**YOUR INSTRUCTIONS**
Wherever a line below holds the word "phone", copy that line.

**RAW DATA**
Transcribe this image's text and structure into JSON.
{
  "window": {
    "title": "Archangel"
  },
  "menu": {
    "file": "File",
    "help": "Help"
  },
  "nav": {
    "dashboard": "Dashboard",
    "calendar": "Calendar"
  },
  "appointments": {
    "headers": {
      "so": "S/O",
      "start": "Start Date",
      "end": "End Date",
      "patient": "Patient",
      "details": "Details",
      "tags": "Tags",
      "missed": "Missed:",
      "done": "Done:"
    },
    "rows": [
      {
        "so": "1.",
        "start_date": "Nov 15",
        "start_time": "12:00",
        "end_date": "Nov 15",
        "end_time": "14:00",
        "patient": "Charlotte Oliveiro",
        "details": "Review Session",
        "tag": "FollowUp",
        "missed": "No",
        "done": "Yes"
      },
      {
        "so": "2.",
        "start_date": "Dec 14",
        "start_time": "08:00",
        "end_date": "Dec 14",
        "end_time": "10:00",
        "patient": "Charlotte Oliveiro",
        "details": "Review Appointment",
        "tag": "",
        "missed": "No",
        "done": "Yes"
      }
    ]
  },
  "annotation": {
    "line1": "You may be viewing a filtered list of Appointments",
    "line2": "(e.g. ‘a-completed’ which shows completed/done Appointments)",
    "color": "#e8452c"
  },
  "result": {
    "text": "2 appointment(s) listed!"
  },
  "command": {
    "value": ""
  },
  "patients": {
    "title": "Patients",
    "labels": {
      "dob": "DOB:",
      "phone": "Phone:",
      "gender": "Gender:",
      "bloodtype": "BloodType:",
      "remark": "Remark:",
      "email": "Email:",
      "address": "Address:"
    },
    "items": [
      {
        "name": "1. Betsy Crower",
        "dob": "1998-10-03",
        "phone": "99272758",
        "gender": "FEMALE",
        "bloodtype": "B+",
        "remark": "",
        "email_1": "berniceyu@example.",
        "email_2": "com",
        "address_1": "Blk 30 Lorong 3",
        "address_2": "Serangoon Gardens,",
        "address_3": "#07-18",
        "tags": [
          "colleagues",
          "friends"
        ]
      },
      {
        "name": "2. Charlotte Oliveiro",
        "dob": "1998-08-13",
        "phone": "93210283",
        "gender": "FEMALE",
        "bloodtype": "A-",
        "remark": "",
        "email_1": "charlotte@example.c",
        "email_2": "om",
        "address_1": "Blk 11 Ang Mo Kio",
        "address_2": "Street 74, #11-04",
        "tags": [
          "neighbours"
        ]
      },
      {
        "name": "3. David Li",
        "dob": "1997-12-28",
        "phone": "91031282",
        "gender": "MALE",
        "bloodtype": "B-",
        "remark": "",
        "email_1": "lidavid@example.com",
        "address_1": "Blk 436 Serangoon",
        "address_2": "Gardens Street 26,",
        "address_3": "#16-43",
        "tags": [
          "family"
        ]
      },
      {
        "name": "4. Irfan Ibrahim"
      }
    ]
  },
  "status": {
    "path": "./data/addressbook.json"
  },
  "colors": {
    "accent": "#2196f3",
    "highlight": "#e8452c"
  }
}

**EXERCISE RESPONSE**
      "phone": "Phone:",
        "phone": "99272758",
        "phone": "93210283",
        "phone": "91031282",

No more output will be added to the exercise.